Could you return the entire listing below exactly as written?

Supplied data ->
»»
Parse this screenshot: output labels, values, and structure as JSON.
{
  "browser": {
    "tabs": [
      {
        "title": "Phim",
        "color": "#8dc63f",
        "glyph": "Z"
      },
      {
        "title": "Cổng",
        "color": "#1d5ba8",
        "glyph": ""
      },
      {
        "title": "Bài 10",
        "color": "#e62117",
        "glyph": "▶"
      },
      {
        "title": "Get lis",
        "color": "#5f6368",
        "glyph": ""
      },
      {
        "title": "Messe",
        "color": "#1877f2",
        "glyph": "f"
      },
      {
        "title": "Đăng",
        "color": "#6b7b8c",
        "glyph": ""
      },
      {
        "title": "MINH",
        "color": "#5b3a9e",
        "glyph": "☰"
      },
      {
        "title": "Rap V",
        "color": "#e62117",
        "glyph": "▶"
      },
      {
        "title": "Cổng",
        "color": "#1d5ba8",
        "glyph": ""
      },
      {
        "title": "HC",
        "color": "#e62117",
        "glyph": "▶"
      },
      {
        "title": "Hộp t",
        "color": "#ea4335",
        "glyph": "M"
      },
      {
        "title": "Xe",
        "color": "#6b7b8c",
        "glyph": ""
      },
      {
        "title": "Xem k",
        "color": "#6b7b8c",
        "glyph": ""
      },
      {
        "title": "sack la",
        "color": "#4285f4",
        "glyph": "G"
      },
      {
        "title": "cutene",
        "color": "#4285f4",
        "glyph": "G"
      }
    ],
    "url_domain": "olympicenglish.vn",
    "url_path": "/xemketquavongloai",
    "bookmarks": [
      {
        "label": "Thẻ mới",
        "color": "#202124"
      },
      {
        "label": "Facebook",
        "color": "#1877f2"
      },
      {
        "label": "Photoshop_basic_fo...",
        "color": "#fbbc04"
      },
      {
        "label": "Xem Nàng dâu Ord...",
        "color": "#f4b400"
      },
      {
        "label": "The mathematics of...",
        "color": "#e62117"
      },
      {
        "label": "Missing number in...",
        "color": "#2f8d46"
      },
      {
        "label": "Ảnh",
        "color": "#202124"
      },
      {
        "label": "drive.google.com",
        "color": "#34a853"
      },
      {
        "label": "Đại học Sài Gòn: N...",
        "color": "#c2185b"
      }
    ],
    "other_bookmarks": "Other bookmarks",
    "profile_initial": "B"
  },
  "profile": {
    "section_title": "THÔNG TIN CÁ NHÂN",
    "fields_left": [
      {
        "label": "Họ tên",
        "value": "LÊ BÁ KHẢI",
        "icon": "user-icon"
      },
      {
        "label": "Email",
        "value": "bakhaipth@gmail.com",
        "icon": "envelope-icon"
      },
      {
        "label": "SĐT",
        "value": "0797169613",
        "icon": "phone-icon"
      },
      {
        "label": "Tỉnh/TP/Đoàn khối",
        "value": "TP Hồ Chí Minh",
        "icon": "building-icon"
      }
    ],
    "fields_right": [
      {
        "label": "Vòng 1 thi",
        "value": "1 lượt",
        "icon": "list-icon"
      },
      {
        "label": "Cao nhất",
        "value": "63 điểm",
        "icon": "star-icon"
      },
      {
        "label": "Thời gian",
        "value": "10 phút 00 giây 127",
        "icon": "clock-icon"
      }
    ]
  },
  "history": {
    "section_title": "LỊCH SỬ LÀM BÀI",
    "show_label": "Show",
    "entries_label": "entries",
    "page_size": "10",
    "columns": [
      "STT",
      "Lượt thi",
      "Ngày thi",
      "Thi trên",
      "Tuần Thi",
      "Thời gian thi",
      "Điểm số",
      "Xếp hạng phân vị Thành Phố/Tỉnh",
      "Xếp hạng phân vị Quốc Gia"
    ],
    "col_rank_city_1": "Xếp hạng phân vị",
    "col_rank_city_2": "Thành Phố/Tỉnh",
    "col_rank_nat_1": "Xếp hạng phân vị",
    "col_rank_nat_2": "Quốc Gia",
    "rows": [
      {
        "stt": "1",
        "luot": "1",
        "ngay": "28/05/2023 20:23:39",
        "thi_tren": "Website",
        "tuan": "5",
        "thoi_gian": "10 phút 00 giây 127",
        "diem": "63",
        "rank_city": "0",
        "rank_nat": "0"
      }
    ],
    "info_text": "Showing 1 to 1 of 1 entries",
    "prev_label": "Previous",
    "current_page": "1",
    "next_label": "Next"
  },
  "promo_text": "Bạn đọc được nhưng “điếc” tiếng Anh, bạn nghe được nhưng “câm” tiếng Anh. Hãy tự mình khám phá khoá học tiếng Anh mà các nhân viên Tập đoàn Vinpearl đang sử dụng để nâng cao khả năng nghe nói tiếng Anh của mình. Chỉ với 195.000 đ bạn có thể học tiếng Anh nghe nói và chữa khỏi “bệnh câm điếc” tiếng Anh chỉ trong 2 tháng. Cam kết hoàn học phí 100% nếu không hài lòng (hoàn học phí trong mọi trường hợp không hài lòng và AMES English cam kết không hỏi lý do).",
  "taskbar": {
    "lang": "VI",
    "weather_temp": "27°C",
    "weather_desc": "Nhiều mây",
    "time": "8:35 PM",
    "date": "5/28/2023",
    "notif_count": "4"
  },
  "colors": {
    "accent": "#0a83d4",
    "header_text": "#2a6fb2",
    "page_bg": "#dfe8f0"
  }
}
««
Output of the task ->
Parse this screenshot: output labels, values, and structure as JSON.
{
  "browser": {
    "tabs": [
      {
        "title": "Phim",
        "color": "#8dc63f",
        "glyph": "Z"
      },
      {
        "title": "Cổng",
        "color": "#1d5ba8",
        "glyph": ""
      },
      {
        "title": "Bài 10",
        "color": "#e62117",
        "glyph": "▶"
      },
      {
        "title": "Get lis",
        "color": "#5f6368",
        "glyph": ""
      },
      {
        "title": "Messe",
        "color": "#1877f2",
        "glyph": "f"
      },
      {
        "title": "Đăng",
        "color": "#6b7b8c",
        "glyph": ""
      },
      {
        "title": "MINH",
        "color": "#5b3a9e",
        "glyph": "☰"
      },
      {
        "title": "Rap V",
        "color": "#e62117",
        "glyph": "▶"
      },
      {
        "title": "Cổng",
        "color": "#1d5ba8",
        "glyph": ""
      },
      {
        "title": "HC",
        "color": "#e62117",
        "glyph": "▶"
      },
      {
        "title": "Hộp t",
        "color": "#ea4335",
        "glyph": "M"
      },
      {
        "title": "Xe",
        "color": "#6b7b8c",
        "glyph": ""
      },
      {
        "title": "Xem k",
        "color": "#6b7b8c",
        "glyph": ""
      },
      {
        "title": "sack la",
        "color": "#4285f4",
        "glyph": "G"
      },
      {
        "title": "cutene",
        "color": "#4285f4",
        "glyph": "G"
      }
    ],
    "url_domain": "olympicenglish.vn",
    "url_path": "/xemketquavongloai",
    "bookmarks": [
      {
        "label": "Thẻ mới",
        "color": "#202124"
      },
      {
        "label": "Facebook",
        "color": "#1877f2"
      },
      {
        "label": "Photoshop_basic_fo...",
        "color": "#fbbc04"
      },
      {
        "label": "Xem Nàng dâu Ord...",
        "color": "#f4b400"
      },
      {
        "label": "The mathematics of...",
        "color": "#e62117"
      },
      {
        "label": "Missing number in...",
        "color": "#2f8d46"
      },
      {
        "label": "Ảnh",
        "color": "#202124"
      },
      {
        "label": "drive.google.com",
        "color": "#34a853"
      },
      {
        "label": "Đại học Sài Gòn: N...",
        "color": "#c2185b"
      }
    ],
    "other_bookmarks": "Other bookmarks",
    "profile_initial": "B"
  },
  "profile": {
    "section_title": "THÔNG TIN CÁ NHÂN",
    "fields_left": [
      {
        "label": "Họ tên",
        "value": "LÊ BÁ KHẢI",
        "icon": "user-icon"
      },
      {
        "label": "Email",
        "value": "bakhaipth@gmail.com",
        "icon": "envelope-icon"
      },
      {
        "label": "SĐT",
        "value": "0797169613",
        "icon": "phone-icon"
      },
      {
        "label": "Tỉnh/TP/Đoàn khối",
        "value": "TP Hồ Chí Minh",
        "icon": "building-icon"
      }
    ],
    "fields_right": [
      {
        "label": "Vòng 1 thi",
        "value": "1 lượt",
        "icon": "list-icon"
      },
      {
        "label": "Cao nhất",
        "value": "63 điểm",
        "icon": "star-icon"
      },
      {
        "label": "Thời gian",
        "value": "10 phút 00 giây 127",
        "icon": "clock-icon"
      }
    ]
  },
  "history": {
    "section_title": "LỊCH SỬ LÀM BÀI",
    "show_label": "Show",
    "entries_label": "entries",
    "page_size": "10",
    "columns": [
      "STT",
      "Lượt thi",
      "Ngày thi",
      "Thi trên",
      "Tuần Thi",
      "Thời gian thi",
      "Điểm số",
      "Xếp hạng phân vị Thành Phố/Tỉnh",
      "Xếp hạng phân vị Quốc Gia"
    ],
    "col_rank_city_1": "Xếp hạng phân vị",
    "col_rank_city_2": "Thành Phố/Tỉnh",
    "col_rank_nat_1": "Xếp hạng phân vị",
    "col_rank_nat_2": "Quốc Gia",
    "rows": [
      {
        "stt": "1",
        "luot": "1",
        "ngay": "28/05/2023 20:23:39",
        "thi_tren": "Website",
        "tuan": "5",
        "thoi_gian": "10 phút 00 giây 127",
        "diem": "63",
        "rank_city": "0",
        "rank_nat": "0"
      }
    ],
    "info_text": "Showing 1 to 1 of 1 entries",
    "prev_label": "Previous",
    "current_page": "1",
    "next_label": "Next"
  },
  "promo_text": "Bạn đọc được nhưng “điếc” tiếng Anh, bạn nghe được nhưng “câm” tiếng Anh. Hãy tự mình khám phá khoá học tiếng Anh mà các nhân viên Tập đoàn Vinpearl đang sử dụng để nâng cao khả năng nghe nói tiếng Anh của mình. Chỉ với 195.000 đ bạn có thể học tiếng Anh nghe nói và chữa khỏi “bệnh câm điếc” tiếng Anh chỉ trong 2 tháng. Cam kết hoàn học phí 100% nếu không hài lòng (hoàn học phí trong mọi trường hợp không hài lòng và AMES English cam kết không hỏi lý do).",
  "taskbar": {
    "lang": "VI",
    "weather_temp": "27°C",
    "weather_desc": "Nhiều mây",
    "time": "8:35 PM",
    "date": "5/28/2023",
    "notif_count": "4"
  },
  "colors": {
    "accent": "#0a83d4",
    "header_text": "#2a6fb2",
    "page_bg": "#dfe8f0"
  }
}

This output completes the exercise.